Aden continued to be subordinate to Headquarters, Middle East Air Force.

27 July
The British Government’s intention to establish a guided missile range
in the Outer Hebrides is announced by Mr Selwyn Lloyd, the Minister of

28 July
The last Avro Lincoln detachment to Kenya (No.49 Squadron) returns to
the United Kingdom on this day.


The RAF’s first experimental ‘all-jet’ flying training programme commences
at No.2 Flying Training School in Hullavington (Hunting Jet Provost).
The first pilot flew solo after 8 hours 20 minutes instruction on 17 October

8 August
Squadron Leader R.L. Topp flies a Hawker Hunter jet from Edinburgh to
Farnorough covering 335 miles in 27 minutes 45 seconds averaging 717mph.

18 August
Following a revolt by troops from the south of Sudan, 8,000 Government
troops are flown from Khartoum by Nos. 70, 84, 114 and 216 Squadrons RAF
(Vickers Valetta).

23 August
Captain John Hackett and Mr Peter Moneypenny flies an English Electric
Canberra Mk7 from London to New York and back, completing the 6920 mile
flight in 14 hours 21 minutes and 45 seconds with 35 minute refuelling
stop. They average 481mph.

29 August
An English Electric Canberra B2 flown by Wing Commander W.F. Gibb sets
a new world height record of 65,890 feet.

30 September
No.1340 Flight disbands. During the course of the Mau Mau emergency, the
flight had dropped 21,936 20 pound bombs and lost eight aircraft in accidents.

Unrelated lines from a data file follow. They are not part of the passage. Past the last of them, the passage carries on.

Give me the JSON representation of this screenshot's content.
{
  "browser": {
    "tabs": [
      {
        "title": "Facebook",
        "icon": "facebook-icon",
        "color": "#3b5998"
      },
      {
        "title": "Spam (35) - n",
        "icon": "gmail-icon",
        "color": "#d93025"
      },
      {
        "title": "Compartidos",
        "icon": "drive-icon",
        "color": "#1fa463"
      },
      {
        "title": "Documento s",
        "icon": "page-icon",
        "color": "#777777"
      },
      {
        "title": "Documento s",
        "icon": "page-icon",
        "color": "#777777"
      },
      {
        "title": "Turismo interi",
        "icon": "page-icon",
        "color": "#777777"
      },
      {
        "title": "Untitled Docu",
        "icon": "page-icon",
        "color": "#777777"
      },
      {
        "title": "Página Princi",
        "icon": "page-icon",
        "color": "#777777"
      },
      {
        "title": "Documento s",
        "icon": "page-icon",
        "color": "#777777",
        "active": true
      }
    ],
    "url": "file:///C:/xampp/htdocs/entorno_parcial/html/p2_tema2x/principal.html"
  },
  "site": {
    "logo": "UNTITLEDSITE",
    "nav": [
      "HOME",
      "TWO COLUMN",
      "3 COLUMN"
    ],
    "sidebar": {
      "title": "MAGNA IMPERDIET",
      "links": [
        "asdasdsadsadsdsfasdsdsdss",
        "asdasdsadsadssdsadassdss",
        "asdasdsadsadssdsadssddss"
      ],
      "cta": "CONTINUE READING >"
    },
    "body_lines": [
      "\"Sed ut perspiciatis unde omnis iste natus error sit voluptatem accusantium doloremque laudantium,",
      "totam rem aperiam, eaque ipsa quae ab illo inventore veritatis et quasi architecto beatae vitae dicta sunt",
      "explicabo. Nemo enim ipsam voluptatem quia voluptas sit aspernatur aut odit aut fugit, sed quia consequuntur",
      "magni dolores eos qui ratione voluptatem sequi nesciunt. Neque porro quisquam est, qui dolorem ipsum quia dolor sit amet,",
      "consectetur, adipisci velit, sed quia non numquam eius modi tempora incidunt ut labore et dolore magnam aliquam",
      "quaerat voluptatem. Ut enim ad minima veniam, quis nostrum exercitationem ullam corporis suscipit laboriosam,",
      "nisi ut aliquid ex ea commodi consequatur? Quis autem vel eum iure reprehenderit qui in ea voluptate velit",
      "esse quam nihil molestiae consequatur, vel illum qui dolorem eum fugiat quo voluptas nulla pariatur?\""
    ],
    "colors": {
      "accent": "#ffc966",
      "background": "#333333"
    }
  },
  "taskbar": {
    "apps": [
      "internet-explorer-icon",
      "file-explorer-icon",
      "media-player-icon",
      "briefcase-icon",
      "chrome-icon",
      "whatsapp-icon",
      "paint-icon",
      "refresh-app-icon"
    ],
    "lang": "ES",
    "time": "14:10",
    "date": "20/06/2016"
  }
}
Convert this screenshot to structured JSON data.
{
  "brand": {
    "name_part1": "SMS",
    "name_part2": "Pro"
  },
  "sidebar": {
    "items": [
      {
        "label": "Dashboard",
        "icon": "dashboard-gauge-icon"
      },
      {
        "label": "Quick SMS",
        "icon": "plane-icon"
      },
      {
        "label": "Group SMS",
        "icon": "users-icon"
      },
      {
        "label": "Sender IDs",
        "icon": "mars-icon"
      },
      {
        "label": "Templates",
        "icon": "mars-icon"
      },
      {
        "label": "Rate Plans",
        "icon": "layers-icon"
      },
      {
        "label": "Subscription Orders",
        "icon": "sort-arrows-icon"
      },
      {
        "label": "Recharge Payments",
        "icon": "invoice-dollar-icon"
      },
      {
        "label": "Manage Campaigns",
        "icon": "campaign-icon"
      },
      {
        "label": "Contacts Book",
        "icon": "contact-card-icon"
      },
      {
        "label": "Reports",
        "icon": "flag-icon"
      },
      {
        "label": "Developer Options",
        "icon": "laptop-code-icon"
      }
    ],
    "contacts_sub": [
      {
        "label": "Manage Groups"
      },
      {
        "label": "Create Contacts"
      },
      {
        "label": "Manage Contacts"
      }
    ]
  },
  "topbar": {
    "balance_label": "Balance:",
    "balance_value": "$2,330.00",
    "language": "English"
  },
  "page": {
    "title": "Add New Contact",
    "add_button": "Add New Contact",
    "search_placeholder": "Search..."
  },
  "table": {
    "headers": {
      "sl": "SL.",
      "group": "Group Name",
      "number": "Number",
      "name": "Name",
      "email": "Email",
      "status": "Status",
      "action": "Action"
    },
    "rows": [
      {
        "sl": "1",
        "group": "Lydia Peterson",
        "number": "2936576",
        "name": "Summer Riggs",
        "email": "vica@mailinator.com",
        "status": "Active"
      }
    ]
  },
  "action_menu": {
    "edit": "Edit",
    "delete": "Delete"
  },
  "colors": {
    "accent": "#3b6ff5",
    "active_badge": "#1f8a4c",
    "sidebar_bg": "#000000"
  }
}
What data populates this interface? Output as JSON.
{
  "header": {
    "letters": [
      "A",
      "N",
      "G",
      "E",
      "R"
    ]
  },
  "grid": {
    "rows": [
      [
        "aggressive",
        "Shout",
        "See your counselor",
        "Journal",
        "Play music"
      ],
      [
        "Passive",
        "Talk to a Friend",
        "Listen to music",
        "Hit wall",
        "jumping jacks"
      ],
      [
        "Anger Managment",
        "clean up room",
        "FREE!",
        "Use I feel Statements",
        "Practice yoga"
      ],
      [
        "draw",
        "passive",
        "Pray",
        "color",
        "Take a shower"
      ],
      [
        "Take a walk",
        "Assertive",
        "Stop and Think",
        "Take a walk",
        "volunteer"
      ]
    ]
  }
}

15 October
No.308/5 Air Task Force, later redesignated 308.5 Task Group, is formed
at RAF Weston Zoyland, under the command of Group Captain S.W.B. Menaul,
to participate in the British atomic test at Monte Bello Island, off the
northern coast of Australia.

25-27 October
Following the insertion of Saudia Arabian personnel by air into Buraimi,
Oman, Trucial Oman Scouts supported by Royal Air Force (RAF) aircraft
surround Buraimi. Subsequently, RAF transport aircraft flew the Saudis
found at Buraimi to Bahrain. The RAF also flew further demonstration sorties
over Hamasa in order to show the authority of the Government.

9 December
The Air Ministry announces that flying from RAF Akrotiri in Cyprus, would
begin in early 1956.